Many other countries are much more open to scientific insights. Make no mistake: they are opening their arms to American scientists. One of these countries is China. In the fall of 2016, at least four Chinese cities bought two-page spreads near the front of Science magazine depicting themselves as wonderful places for scientists to live and work.

  • September 9: Foshan “has an obvious advantage of industrial cluster.” The advertisement proudly displayed the data about how prosperous this city is, its 7.4 million residents and its 170,255 private enterprises.
  • September 23: Nanhai advertised itself as close to the Hong Kong economically-open region, and “a highly civilized city worth visiting. It is also considered as the national sanitary city…and one of the highly-educated cities in Guangdong.”
  • September 30: Sanshui promoted its industrial potential, but mainly depicted itself as a wonderful place to live. “The southern scenery is coquettish and graceful,” says the advertisement. “Here, with picturesque scenery, people live and enjoy the peaceful and prosperous environment as well as the wonderful and leisurely moment. Here, has got the breeze, drizzle and canoes on the river form the beautiful scenery of three rivers in the misty rain.” Thank God for Google Translate.
  • October 7: Shundei advertised itself as a growing hub of manufacturing.


Of course, they mostly want to attract the same scientists that American corporations want. But it has escaped nobody’s attention that China does not officially denounce scientists who study evolution, ecology, and climate science. If I were young and mobile and with a freshly-minted Ph.D. I would give China some serious consideration.
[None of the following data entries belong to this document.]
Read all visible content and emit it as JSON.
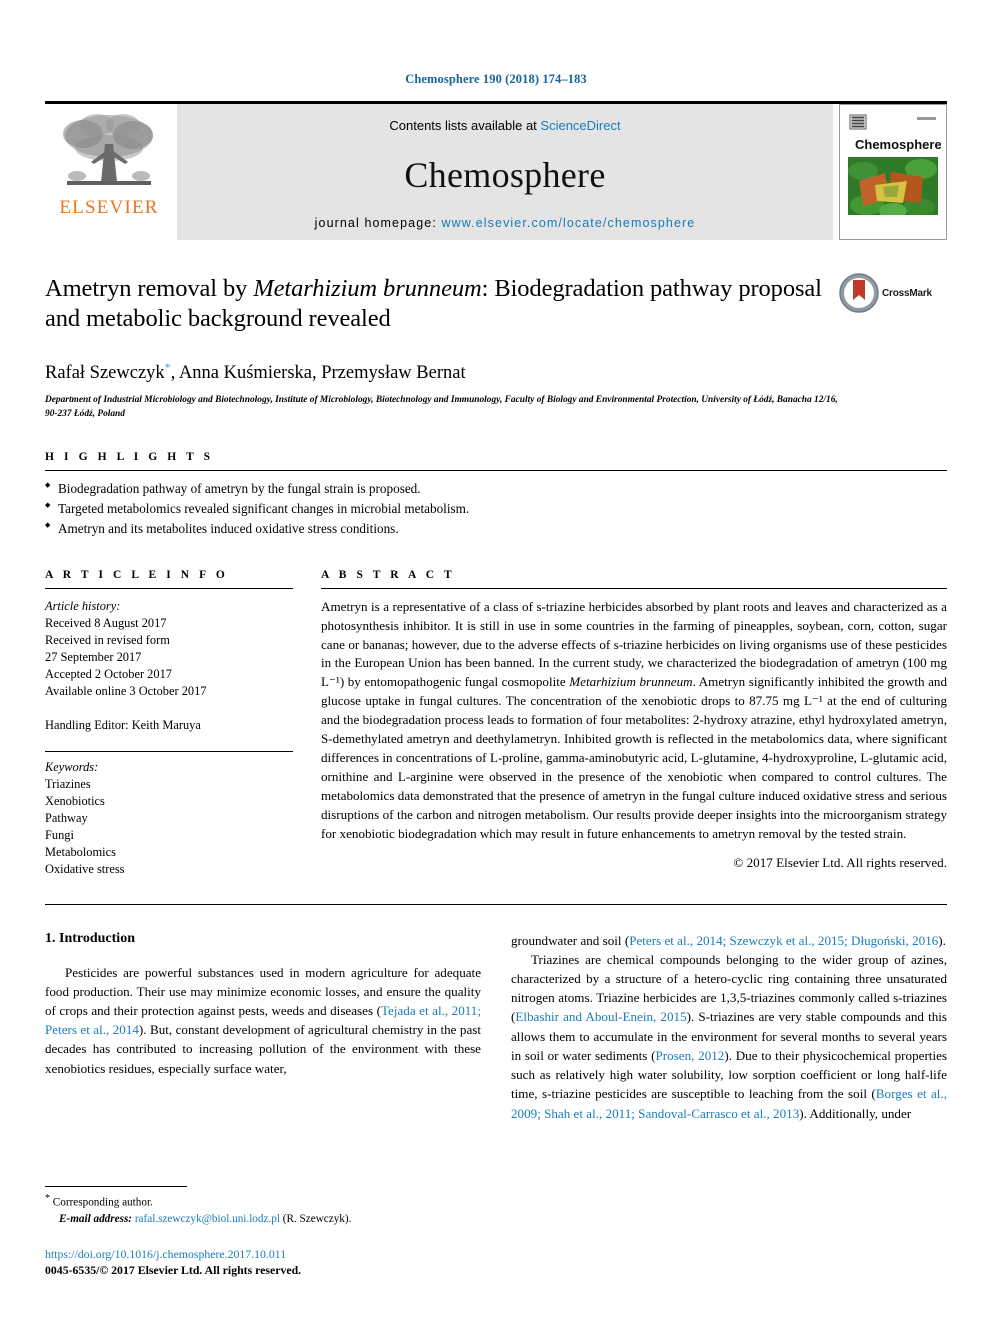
{
  "running_head": "Chemosphere 190 (2018) 174–183",
  "masthead": {
    "publisher_name": "ELSEVIER",
    "contents_prefix": "Contents lists available at ",
    "contents_link": "ScienceDirect",
    "journal_name": "Chemosphere",
    "homepage_prefix": "journal homepage: ",
    "homepage_link": "www.elsevier.com/locate/chemosphere",
    "cover_title": "Chemosphere"
  },
  "article": {
    "title_part1": "Ametryn removal by ",
    "title_italic": "Metarhizium brunneum",
    "title_part2": ": Biodegradation pathway proposal and metabolic background revealed",
    "crossmark_label": "CrossMark",
    "authors": "Rafał Szewczyk",
    "authors_rest": ", Anna Kuśmierska, Przemysław Bernat",
    "corresponding_marker": "*",
    "affiliation": "Department of Industrial Microbiology and Biotechnology, Institute of Microbiology, Biotechnology and Immunology, Faculty of Biology and Environmental Protection, University of Łódź, Banacha 12/16, 90-237 Łódź, Poland"
  },
  "highlights": {
    "heading": "H I G H L I G H T S",
    "items": [
      "Biodegradation pathway of ametryn by the fungal strain is proposed.",
      "Targeted metabolomics revealed significant changes in microbial metabolism.",
      "Ametryn and its metabolites induced oxidative stress conditions."
    ]
  },
  "article_info": {
    "heading": "A R T I C L E  I N F O",
    "history_label": "Article history:",
    "history": [
      "Received 8 August 2017",
      "Received in revised form",
      "27 September 2017",
      "Accepted 2 October 2017",
      "Available online 3 October 2017"
    ],
    "handling_editor": "Handling Editor: Keith Maruya",
    "keywords_label": "Keywords:",
    "keywords": [
      "Triazines",
      "Xenobiotics",
      "Pathway",
      "Fungi",
      "Metabolomics",
      "Oxidative stress"
    ]
  },
  "abstract": {
    "heading": "A B S T R A C T",
    "p1": "Ametryn is a representative of a class of s-triazine herbicides absorbed by plant roots and leaves and characterized as a photosynthesis inhibitor. It is still in use in some countries in the farming of pineapples, soybean, corn, cotton, sugar cane or bananas; however, due to the adverse effects of s-triazine herbicides on living organisms use of these pesticides in the European Union has been banned. In the current study, we characterized the biodegradation of ametryn (100 mg L⁻¹) by entomopathogenic fungal cosmopolite ",
    "organism": "Metarhizium brunneum",
    "p2": ". Ametryn significantly inhibited the growth and glucose uptake in fungal cultures. The concentration of the xenobiotic drops to 87.75 mg L⁻¹ at the end of culturing and the biodegradation process leads to formation of four metabolites: 2-hydroxy atrazine, ethyl hydroxylated ametryn, S-demethylated ametryn and deethylametryn. Inhibited growth is reflected in the metabolomics data, where significant differences in concentrations of L-proline, gamma-aminobutyric acid, L-glutamine, 4-hydroxyproline, L-glutamic acid, ornithine and L-arginine were observed in the presence of the xenobiotic when compared to control cultures. The metabolomics data demonstrated that the presence of ametryn in the fungal culture induced oxidative stress and serious disruptions of the carbon and nitrogen metabolism. Our results provide deeper insights into the microorganism strategy for xenobiotic biodegradation which may result in future enhancements to ametryn removal by the tested strain.",
    "copyright": "© 2017 Elsevier Ltd. All rights reserved."
  },
  "body": {
    "section_number_title": "1. Introduction",
    "left_p1_a": "Pesticides are powerful substances used in modern agriculture for adequate food production. Their use may minimize economic losses, and ensure the quality of crops and their protection against pests, weeds and diseases (",
    "left_p1_cite1": "Tejada et al., 2011; Peters et al., 2014",
    "left_p1_b": "). But, constant development of agricultural chemistry in the past decades has contributed to increasing pollution of the environment with these xenobiotics residues, especially surface water,",
    "right_p1_a": "groundwater and soil (",
    "right_p1_cite1": "Peters et al., 2014; Szewczyk et al., 2015; Długoński, 2016",
    "right_p1_b": ").",
    "right_p2_a": "Triazines are chemical compounds belonging to the wider group of azines, characterized by a structure of a hetero-cyclic ring containing three unsaturated nitrogen atoms. Triazine herbicides are 1,3,5-triazines commonly called s-triazines (",
    "right_p2_cite1": "Elbashir and Aboul-Enein, 2015",
    "right_p2_b": "). S-triazines are very stable compounds and this allows them to accumulate in the environment for several months to several years in soil or water sediments (",
    "right_p2_cite2": "Prosen, 2012",
    "right_p2_c": "). Due to their physicochemical properties such as relatively high water solubility, low sorption coefficient or long half-life time, s-triazine pesticides are susceptible to leaching from the soil (",
    "right_p2_cite3": "Borges et al., 2009; Shah et al., 2011; Sandoval-Carrasco et al., 2013",
    "right_p2_d": "). Additionally, under"
  },
  "footnote": {
    "corresponding_star": "*",
    "corresponding_text": " Corresponding author.",
    "email_label": "E-mail address: ",
    "email": "rafal.szewczyk@biol.uni.lodz.pl",
    "email_suffix": " (R. Szewczyk).",
    "doi": "https://doi.org/10.1016/j.chemosphere.2017.10.011",
    "issn": "0045-6535/© 2017 Elsevier Ltd. All rights reserved."
  },
  "colors": {
    "link_blue": "#1a7bb9",
    "elsevier_orange": "#E87722",
    "masthead_grey": "#e4e4e4"
  }
}
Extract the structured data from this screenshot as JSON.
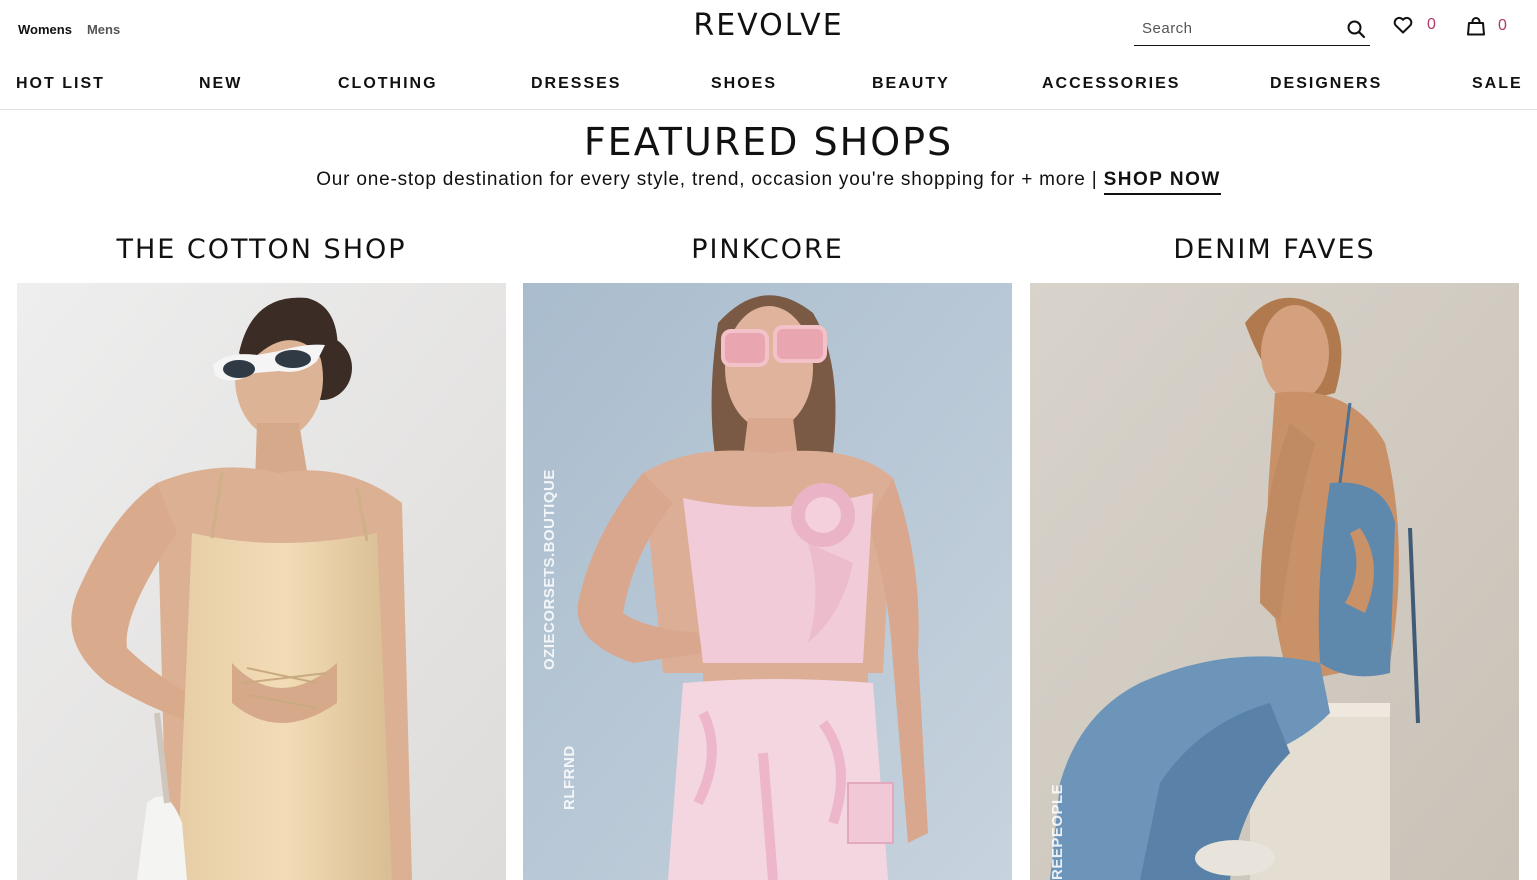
{
  "header": {
    "gender_tabs": [
      "Womens",
      "Mens"
    ],
    "logo": "REVOLVE",
    "search_placeholder": "Search",
    "wishlist_count": "0",
    "bag_count": "0"
  },
  "nav": {
    "items": [
      "HOT LIST",
      "NEW",
      "CLOTHING",
      "DRESSES",
      "SHOES",
      "BEAUTY",
      "ACCESSORIES",
      "DESIGNERS",
      "SALE"
    ]
  },
  "featured": {
    "title": "FEATURED SHOPS",
    "subtitle": "Our one-stop destination for every style, trend, occasion you're shopping for + more |",
    "cta": "SHOP NOW"
  },
  "shops": [
    {
      "title": "THE COTTON SHOP",
      "watermark": ""
    },
    {
      "title": "PINKCORE",
      "watermark": "OZIECORSETS.BOUTIQUE",
      "watermark2": "RLFRND"
    },
    {
      "title": "DENIM FAVES",
      "watermark": "REEPEOPLE"
    }
  ],
  "icons": {
    "search": "search-icon",
    "wishlist": "heart-icon",
    "bag": "bag-icon"
  },
  "colors": {
    "count_accent": "#b0386a",
    "text": "#111111"
  }
}
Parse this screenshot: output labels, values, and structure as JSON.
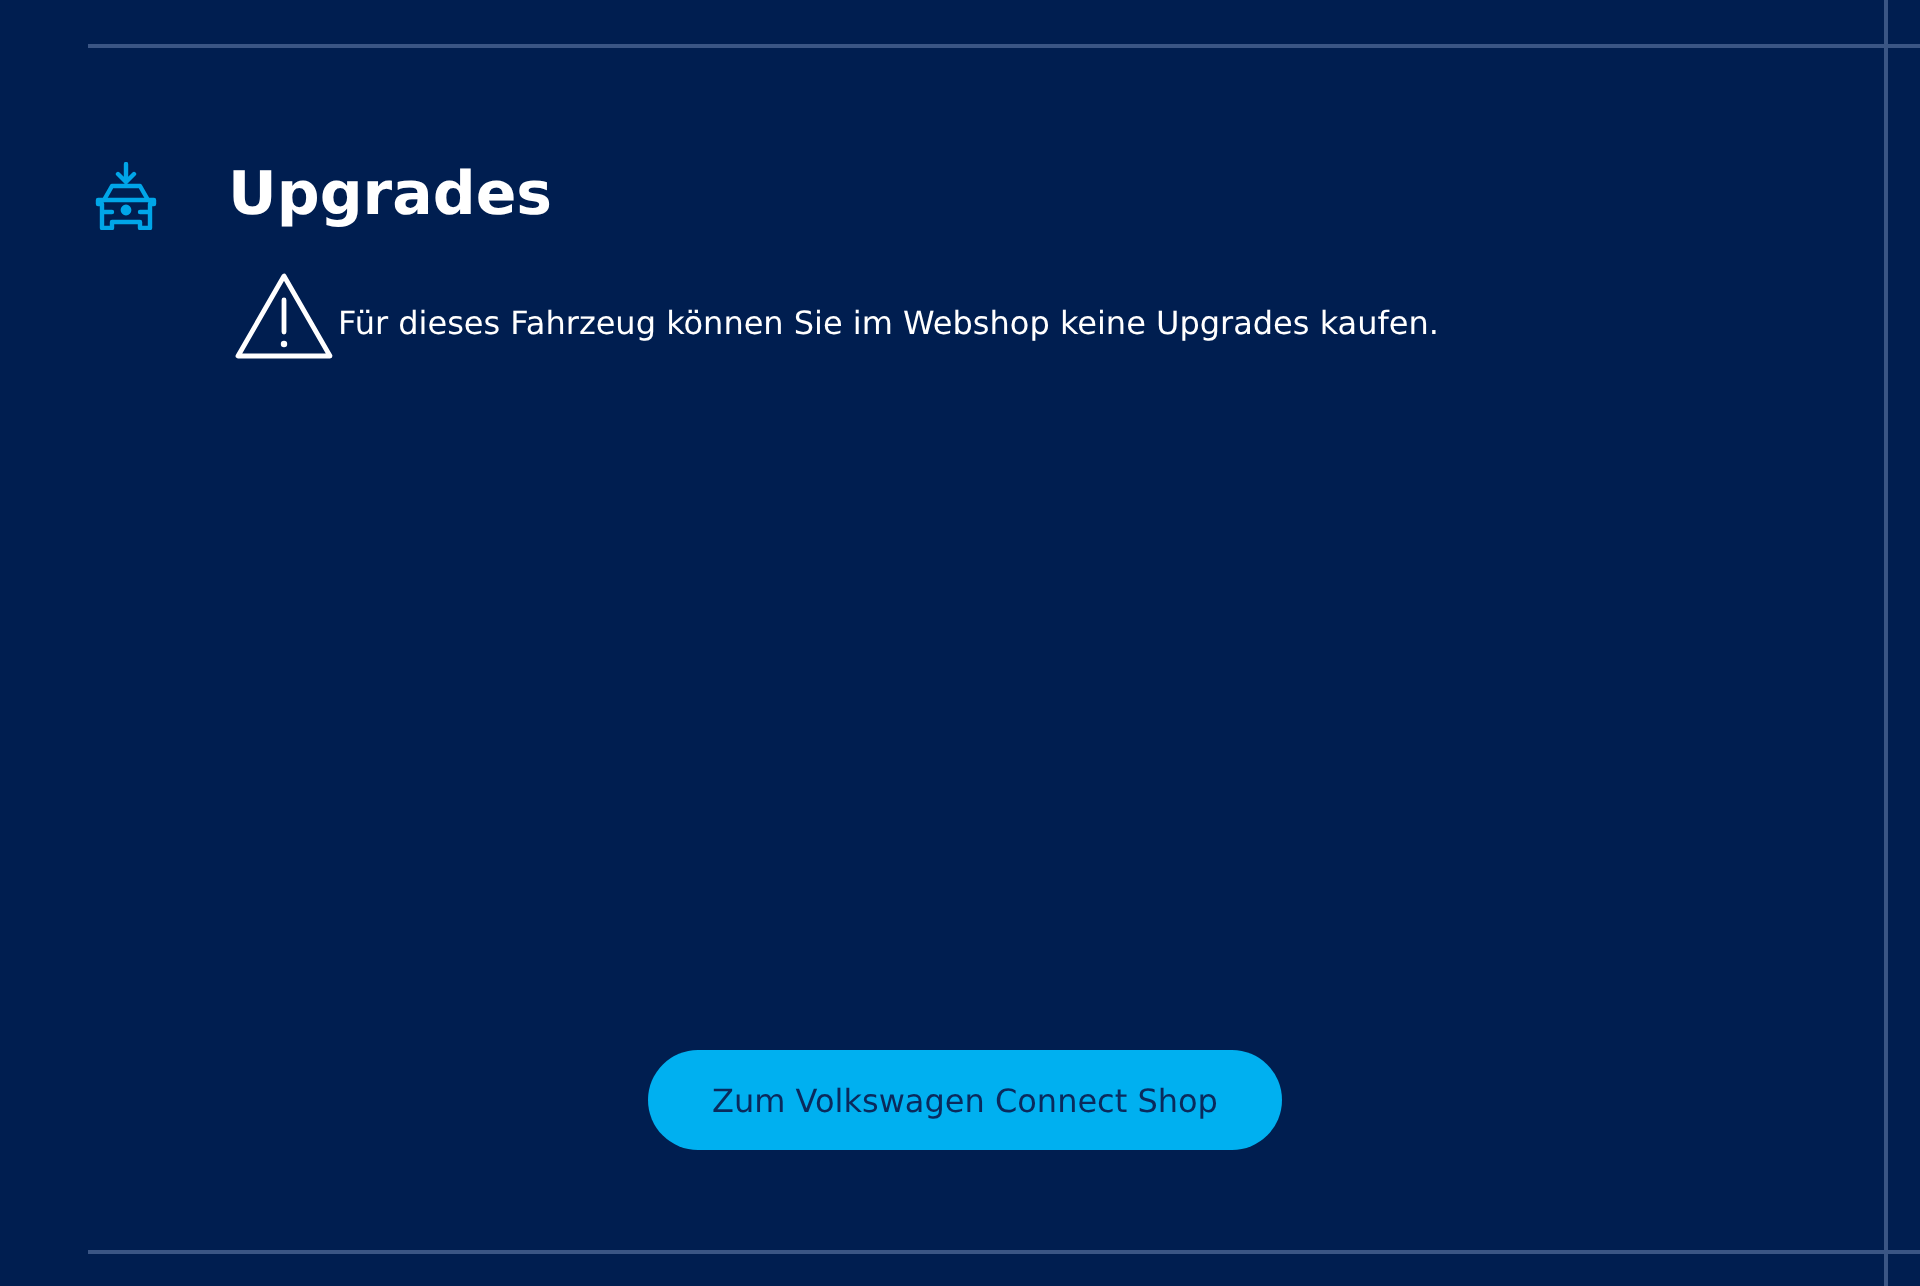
{
  "section": {
    "title": "Upgrades"
  },
  "notice": {
    "text": "Für dieses Fahrzeug können Sie im Webshop keine Upgrades kaufen."
  },
  "button": {
    "label": "Zum Volkswagen Connect Shop"
  }
}
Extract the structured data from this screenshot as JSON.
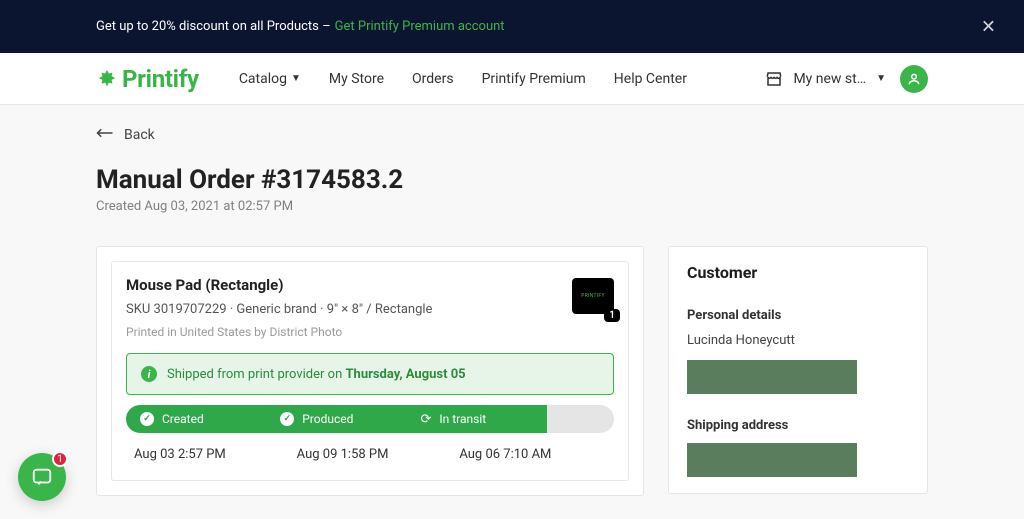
{
  "announcement": {
    "text": "Get up to 20% discount on all Products –",
    "link": "Get Printify Premium account"
  },
  "navbar": {
    "brand": "Printify",
    "links": {
      "catalog": "Catalog",
      "mystore": "My Store",
      "orders": "Orders",
      "premium": "Printify Premium",
      "help": "Help Center"
    },
    "store": "My new st…"
  },
  "back": "Back",
  "title": "Manual Order #3174583.2",
  "subtitle": "Created Aug 03, 2021 at 02:57 PM",
  "product": {
    "name": "Mouse Pad (Rectangle)",
    "meta": "SKU 3019707229  · Generic brand · 9\" × 8\" / Rectangle",
    "printed": "Printed in United States by District Photo",
    "qty": "1"
  },
  "shipbanner": {
    "prefix": "Shipped from print provider on ",
    "date": "Thursday, August 05"
  },
  "progress": {
    "created": "Created",
    "produced": "Produced",
    "transit": "In transit"
  },
  "timestamps": {
    "created": "Aug 03 2:57 PM",
    "produced": "Aug 09 1:58 PM",
    "transit": "Aug 06 7:10 AM"
  },
  "customer": {
    "title": "Customer",
    "personal_label": "Personal details",
    "name": "Lucinda Honeycutt",
    "shipping_label": "Shipping address"
  },
  "intercom": {
    "badge": "1"
  }
}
Many American cities could, and do, promote themselves in similar terms, and they are right to do so. Tulsa, where I live, has as its slogan “A new kind of energy,” meaning the promotion of entrepreneurship instead of just the continuation of Tulsa’s twentieth century image as an oil town. The difference is at the national level, where Beijing promotes science and Washington is antagonistic toward it.

In order to prevent the “brain drain” of scientists out of the United States, it is not necessary for the government to spend a lot of money. All we need is for the Republican leaders to quit making scientists sound like traitors. The Republican Congress has relentlessly pursued investigations of climate scientists in order to discredit them, and now they have a president who has proclaimed that global warming is a hoax.


I do not foresee a massive exodus of scientists out of America. But certainly more scientists will leave America than at any time in the past.